What is required - Only the lines that hold the word "Search" are wanted from this listing.

Input for this task -
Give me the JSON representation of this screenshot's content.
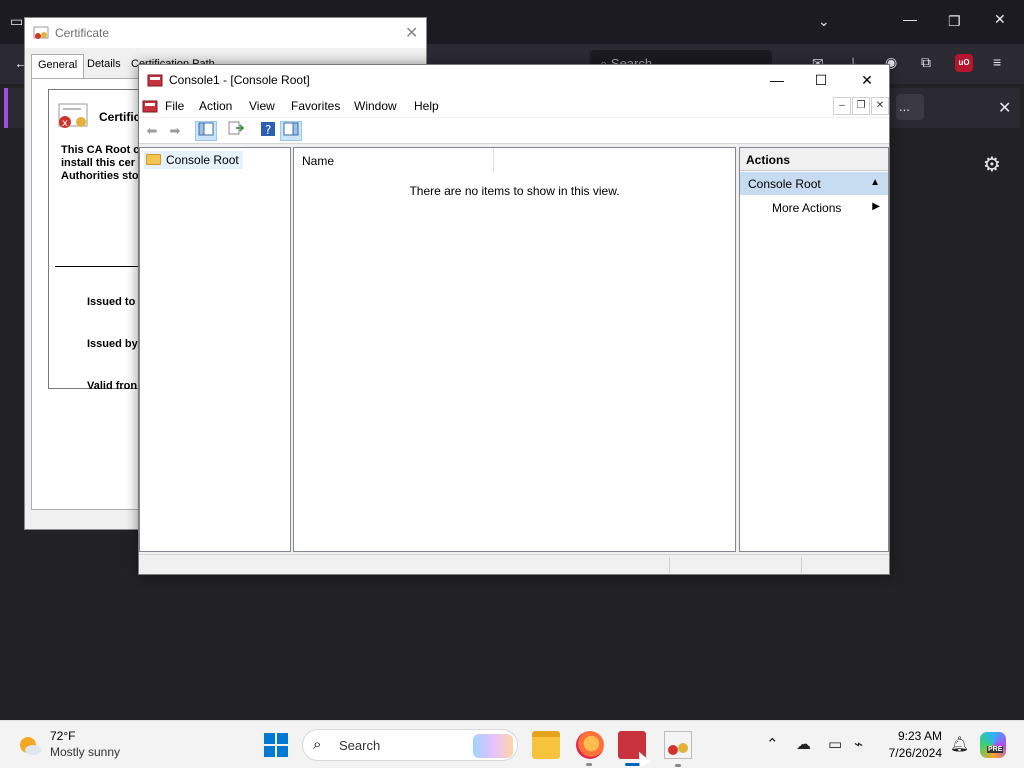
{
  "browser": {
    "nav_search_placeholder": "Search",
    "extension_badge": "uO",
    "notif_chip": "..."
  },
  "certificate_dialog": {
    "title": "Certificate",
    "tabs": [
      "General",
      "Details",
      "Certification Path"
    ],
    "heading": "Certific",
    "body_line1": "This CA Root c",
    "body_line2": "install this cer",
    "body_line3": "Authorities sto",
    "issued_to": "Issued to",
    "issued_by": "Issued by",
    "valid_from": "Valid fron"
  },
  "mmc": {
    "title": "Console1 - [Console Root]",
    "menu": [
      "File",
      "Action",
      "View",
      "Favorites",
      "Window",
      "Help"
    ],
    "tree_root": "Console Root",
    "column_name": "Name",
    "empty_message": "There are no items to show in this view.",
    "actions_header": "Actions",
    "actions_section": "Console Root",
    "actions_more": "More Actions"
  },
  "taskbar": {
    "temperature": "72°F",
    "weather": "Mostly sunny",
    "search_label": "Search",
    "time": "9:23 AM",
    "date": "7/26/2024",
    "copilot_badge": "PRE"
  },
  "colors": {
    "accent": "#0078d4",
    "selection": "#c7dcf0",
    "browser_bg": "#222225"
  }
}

Completed exercise -
    "nav_search_placeholder": "Search",
    "search_label": "Search",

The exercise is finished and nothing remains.